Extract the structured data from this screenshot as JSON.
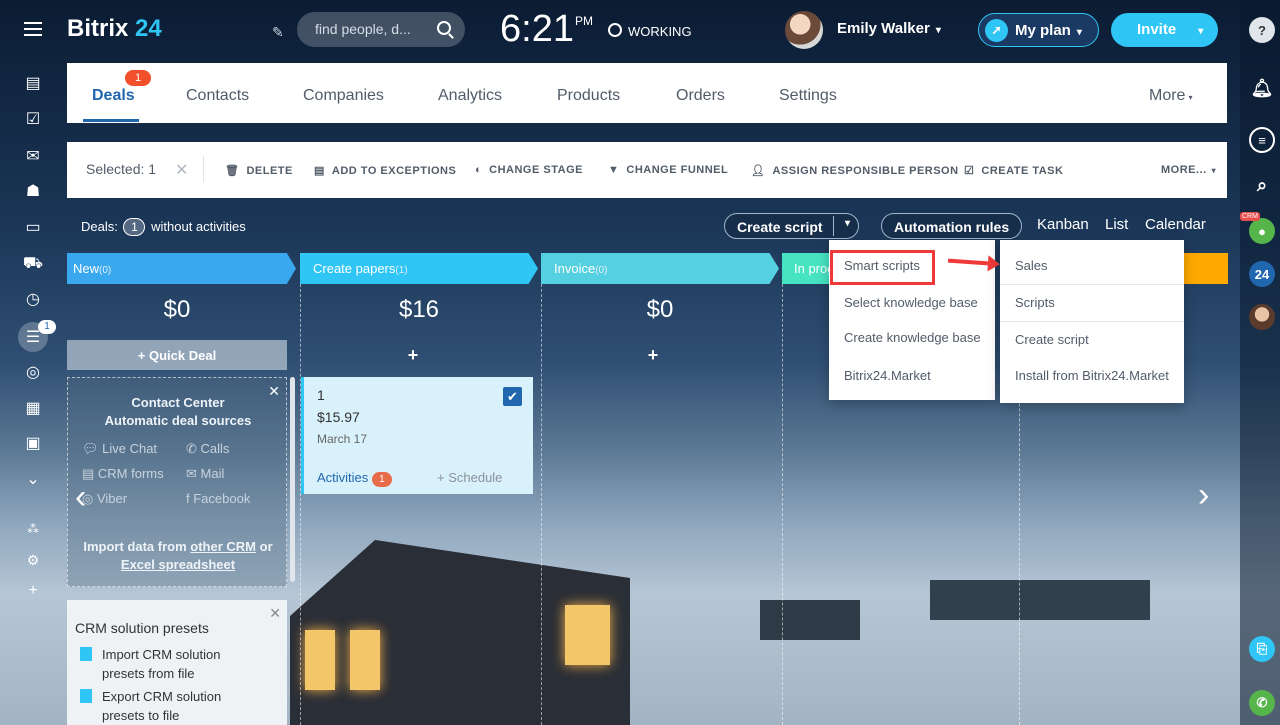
{
  "header": {
    "logo_main": "Bitrix",
    "logo_num": "24",
    "search_placeholder": "find people, d...",
    "time": "6:21",
    "ampm": "PM",
    "status": "WORKING",
    "user_name": "Emily Walker",
    "plan_label": "My plan",
    "invite_label": "Invite"
  },
  "tabs": {
    "deals": "Deals",
    "deals_badge": "1",
    "contacts": "Contacts",
    "companies": "Companies",
    "analytics": "Analytics",
    "products": "Products",
    "orders": "Orders",
    "settings": "Settings",
    "more": "More"
  },
  "actions": {
    "selected": "Selected: 1",
    "delete": "DELETE",
    "exceptions": "ADD TO EXCEPTIONS",
    "change_stage": "CHANGE STAGE",
    "change_funnel": "CHANGE FUNNEL",
    "assign": "ASSIGN RESPONSIBLE PERSON",
    "create_task": "CREATE TASK",
    "more": "MORE..."
  },
  "toolbar": {
    "deals_label": "Deals:",
    "deals_count": "1",
    "without": "without activities",
    "create_script": "Create script",
    "automation": "Automation rules",
    "kanban": "Kanban",
    "list": "List",
    "calendar": "Calendar"
  },
  "stages": [
    {
      "name": "New",
      "count": "(0)",
      "sum": "$0"
    },
    {
      "name": "Create papers",
      "count": "(1)",
      "sum": "$16"
    },
    {
      "name": "Invoice",
      "count": "(0)",
      "sum": "$0"
    },
    {
      "name": "In prog"
    }
  ],
  "quick_deal": "+ Quick Deal",
  "contact_center": {
    "title1": "Contact Center",
    "title2": "Automatic deal sources",
    "live_chat": "Live Chat",
    "calls": "Calls",
    "crm_forms": "CRM forms",
    "mail": "Mail",
    "viber": "Viber",
    "facebook": "Facebook",
    "import1": "Import data from",
    "other_crm": "other CRM",
    "or": "or",
    "excel": "Excel spreadsheet"
  },
  "card": {
    "title": "1",
    "amount": "$15.97",
    "date": "March 17",
    "activities": "Activities",
    "activities_count": "1",
    "schedule": "+ Schedule"
  },
  "presets": {
    "title": "CRM solution presets",
    "import1": "Import CRM solution",
    "import2": "presets from file",
    "export1": "Export CRM solution",
    "export2": "presets to file"
  },
  "menu1": [
    "Smart scripts",
    "Select knowledge base",
    "Create knowledge base",
    "Bitrix24.Market"
  ],
  "menu2": [
    "Sales",
    "Scripts",
    "Create script",
    "Install from Bitrix24.Market"
  ],
  "sidebar": {
    "filter_badge": "1"
  },
  "right_bar": {
    "help": "?",
    "crm_tag": "CRM",
    "b24": "24"
  }
}
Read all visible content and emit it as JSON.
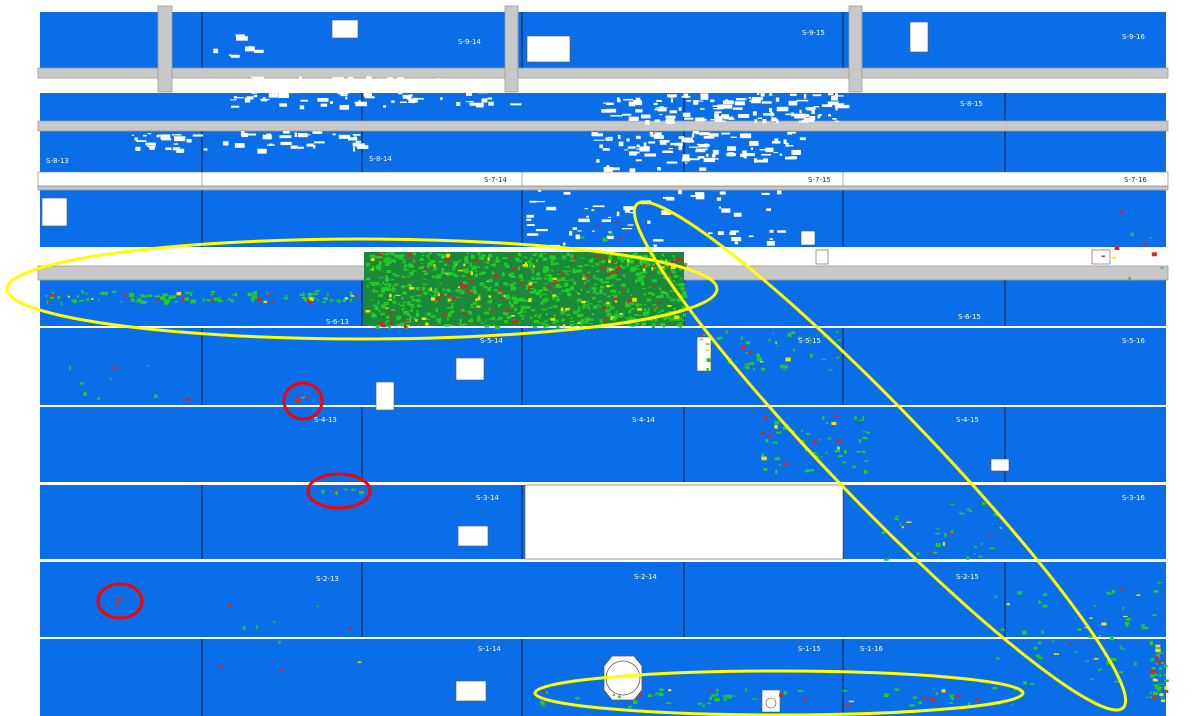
{
  "colors": {
    "panel": "#0a6ee8",
    "gap": "#ffffff",
    "beam": "#c8c8c8",
    "beam_edge": "#9a9a9a",
    "label": "#ffffff",
    "label_dark": "#333333",
    "defect_green": "#22cc22",
    "defect_red": "#dd2222",
    "defect_yellow": "#f2e300",
    "highlight_yellow": "#ffff00",
    "highlight_red": "#ff0000"
  },
  "rows": [
    {
      "id": "row-9",
      "labels": [
        "S-9-14",
        "S-9-15",
        "S-9-16"
      ]
    },
    {
      "id": "row-8-upper",
      "labels": [
        "S-8-15"
      ]
    },
    {
      "id": "row-8-lower",
      "labels": [
        "S-8-13",
        "S-8-14"
      ]
    },
    {
      "id": "row-7",
      "labels": [
        "S-7-14",
        "S-7-15",
        "S-7-16"
      ]
    },
    {
      "id": "row-6",
      "labels": [
        "S-6-13",
        "S-6-15"
      ]
    },
    {
      "id": "row-5",
      "labels": [
        "S-5-14",
        "S-5-15",
        "S-5-16"
      ]
    },
    {
      "id": "row-4",
      "labels": [
        "S-4-13",
        "S-4-14",
        "S-4-15"
      ]
    },
    {
      "id": "row-3",
      "labels": [
        "S-3-14",
        "S-3-16"
      ]
    },
    {
      "id": "row-2",
      "labels": [
        "S-2-13",
        "S-2-14",
        "S-2-15"
      ]
    },
    {
      "id": "row-1",
      "labels": [
        "S-1-14",
        "S-1-15",
        "S-1-16"
      ]
    }
  ],
  "annotations": {
    "yellow_ellipses": 3,
    "red_circles": 3
  }
}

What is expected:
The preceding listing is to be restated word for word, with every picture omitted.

Output below:
Extract the structured data from this screenshot as JSON.
{
  "header": {
    "logo_main": "Bitrix",
    "logo_num": "24",
    "search_placeholder": "find people, d...",
    "time": "6:21",
    "ampm": "PM",
    "status": "WORKING",
    "user_name": "Emily Walker",
    "plan_label": "My plan",
    "invite_label": "Invite"
  },
  "tabs": {
    "deals": "Deals",
    "deals_badge": "1",
    "contacts": "Contacts",
    "companies": "Companies",
    "analytics": "Analytics",
    "products": "Products",
    "orders": "Orders",
    "settings": "Settings",
    "more": "More"
  },
  "actions": {
    "selected": "Selected: 1",
    "delete": "DELETE",
    "exceptions": "ADD TO EXCEPTIONS",
    "change_stage": "CHANGE STAGE",
    "change_funnel": "CHANGE FUNNEL",
    "assign": "ASSIGN RESPONSIBLE PERSON",
    "create_task": "CREATE TASK",
    "more": "MORE..."
  },
  "toolbar": {
    "deals_label": "Deals:",
    "deals_count": "1",
    "without": "without activities",
    "create_script": "Create script",
    "automation": "Automation rules",
    "kanban": "Kanban",
    "list": "List",
    "calendar": "Calendar"
  },
  "stages": [
    {
      "name": "New",
      "count": "(0)",
      "sum": "$0"
    },
    {
      "name": "Create papers",
      "count": "(1)",
      "sum": "$16"
    },
    {
      "name": "Invoice",
      "count": "(0)",
      "sum": "$0"
    },
    {
      "name": "In prog"
    }
  ],
  "quick_deal": "+ Quick Deal",
  "contact_center": {
    "title1": "Contact Center",
    "title2": "Automatic deal sources",
    "live_chat": "Live Chat",
    "calls": "Calls",
    "crm_forms": "CRM forms",
    "mail": "Mail",
    "viber": "Viber",
    "facebook": "Facebook",
    "import1": "Import data from",
    "other_crm": "other CRM",
    "or": "or",
    "excel": "Excel spreadsheet"
  },
  "card": {
    "title": "1",
    "amount": "$15.97",
    "date": "March 17",
    "activities": "Activities",
    "activities_count": "1",
    "schedule": "+ Schedule"
  },
  "presets": {
    "title": "CRM solution presets",
    "import1": "Import CRM solution",
    "import2": "presets from file",
    "export1": "Export CRM solution",
    "export2": "presets to file"
  },
  "menu1": [
    "Smart scripts",
    "Select knowledge base",
    "Create knowledge base",
    "Bitrix24.Market"
  ],
  "menu2": [
    "Sales",
    "Scripts",
    "Create script",
    "Install from Bitrix24.Market"
  ],
  "sidebar": {
    "filter_badge": "1"
  },
  "right_bar": {
    "help": "?",
    "crm_tag": "CRM",
    "b24": "24"
  }
}
Read all visible content and emit it as JSON.
{
  "colors": {
    "panel": "#0a6ee8",
    "gap": "#ffffff",
    "beam": "#c8c8c8",
    "beam_edge": "#9a9a9a",
    "label": "#ffffff",
    "label_dark": "#333333",
    "defect_green": "#22cc22",
    "defect_red": "#dd2222",
    "defect_yellow": "#f2e300",
    "highlight_yellow": "#ffff00",
    "highlight_red": "#ff0000"
  },
  "rows": [
    {
      "id": "row-9",
      "labels": [
        "S-9-14",
        "S-9-15",
        "S-9-16"
      ]
    },
    {
      "id": "row-8-upper",
      "labels": [
        "S-8-15"
      ]
    },
    {
      "id": "row-8-lower",
      "labels": [
        "S-8-13",
        "S-8-14"
      ]
    },
    {
      "id": "row-7",
      "labels": [
        "S-7-14",
        "S-7-15",
        "S-7-16"
      ]
    },
    {
      "id": "row-6",
      "labels": [
        "S-6-13",
        "S-6-15"
      ]
    },
    {
      "id": "row-5",
      "labels": [
        "S-5-14",
        "S-5-15",
        "S-5-16"
      ]
    },
    {
      "id": "row-4",
      "labels": [
        "S-4-13",
        "S-4-14",
        "S-4-15"
      ]
    },
    {
      "id": "row-3",
      "labels": [
        "S-3-14",
        "S-3-16"
      ]
    },
    {
      "id": "row-2",
      "labels": [
        "S-2-13",
        "S-2-14",
        "S-2-15"
      ]
    },
    {
      "id": "row-1",
      "labels": [
        "S-1-14",
        "S-1-15",
        "S-1-16"
      ]
    }
  ],
  "annotations": {
    "yellow_ellipses": 3,
    "red_circles": 3
  }
}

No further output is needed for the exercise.